You have a little less than a month to upgrade to Windows 10 for free. Do it and then learn Xamarin. I just did that myself last week for that exact reason.
Are desktop apps dying or can I really still make some killer stuff with C#?
Yes. Why write something trapped to a specific platform when you can do it client/server and open up a whole host of potential or future functionality for the user? Even if you don't ship it client/server, architect it that way so you can break them apart later. You never know where you might want to take your desktop application in the future.
I'm a desktop C# guy whose starting to climb the learning curve on stack stuff. Don't head this direction, it leads to dinosaurs -- turn around and go back the way you came
We can program with only 1's, but if all you've got are zeros, you've got nothing.

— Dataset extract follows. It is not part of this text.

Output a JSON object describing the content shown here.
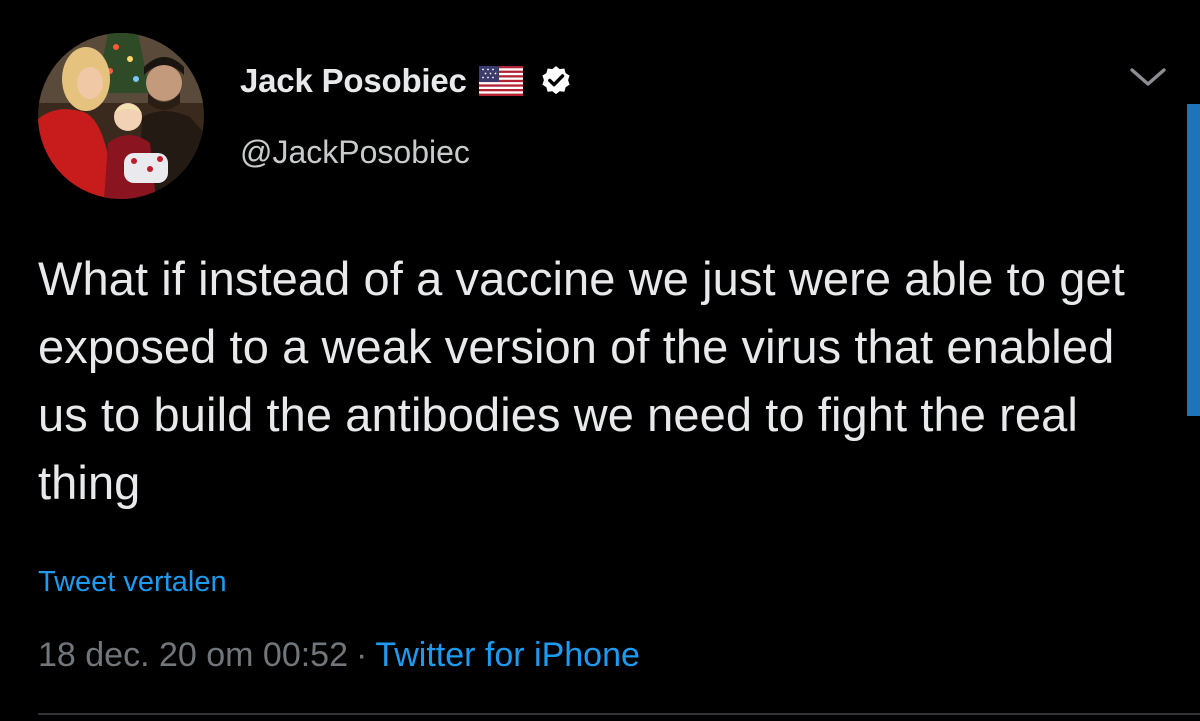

Dumb question... if you are a DBA and I came up to you and said "Here's a physical beastly box... 24 cores, ~140GB of RAM, plenty of flash storage... I need you to set up SQL 2016 on it and migrate this 10TB database from SQL 2008 R2" Assuming of course proper security and best practices, etc. Let's even "complicate" it and assume this 10TB database includes spatial data. How long would it take you? I have ZERO SQL admin experience other then slamming a few SQLs onto local machines or VMs and I think I could realistically get it setup and running in a day or two with plenty of breathing room. Yet, our supposedly experienced DBAs claim its going to take them 3 months!!! LOL... Unbelievable.
The last time our DBA group quoted us 3 months, it took them 9 months. I'm still "waiting" for them to complete tasks from like 3 yrs ago LOL. The team lead is horrible. So easily distracted. You basically ask him "how's it going" as a courtesy before jumping into work and you have to listen to his stories for like 30 minutes at least. Then somebody comes up to his desk and interrupts and he is distracted again for another 30 minutes. Rinse, repeat.
Not a DBA, but the first question is whether this is for internal use or will be exposed externally. If the former, why not just do it yourself? If the latter, then it will take time, with the actual data import not taking much time at all, but security, configuration, etc. taking a while. Plus they are probably overloaded with work.
We are a B2B data provider, so the database is behind a firewall and the web services access it. We devs aren't allowed to touch the databases anymore. The DB team lead locked them all down. I agree on that, you shouldn't have people randomly do stuff to production databases. Due to the slowness of the database and ETL groups, most of us devs just sit around all day. Nothing to do while we wait on those groups.
What's sad is that even with all this time we give them, the databases still suck. They go down all the time, have lots of timeouts, etc.
Throwing hardware at the problem may speed things up, but rethinking how the data is organized is also a way to get a good boost. I still stay set it up on your own, show it works and then have it deployed into the data center.
We have 2 SQL devs that write the SPs.
One of them is fairly OK, but tbh, I think his skills are antiquated and he has no interest in learning new stuff. He only knows Microsoft SQL and tends to develop SPs using tons of temp tables and tends to "work around" issues rather then fix them.
The other dev is awful. Us devs suspect he is a former C/C++ developer who picked up a "SQL for dummies" book one weekend and decided to become a SQL developer. Just due to the way he writes SQL code. The first project they gave him, he released an SP that took 30 minutes to run!!! He actually released it like that. They've restructured everything many times over and have got it down to 5 to 10 seconds now which still doesn't meet the requirements LOL.
30 minutes to 5 to 10 seconds is a huge improvement obviously, but it just shows how bad the SQL is at my company.
Last Visit: 31-Dec-99 18:00 Last Update: 23-Oct-16 10:44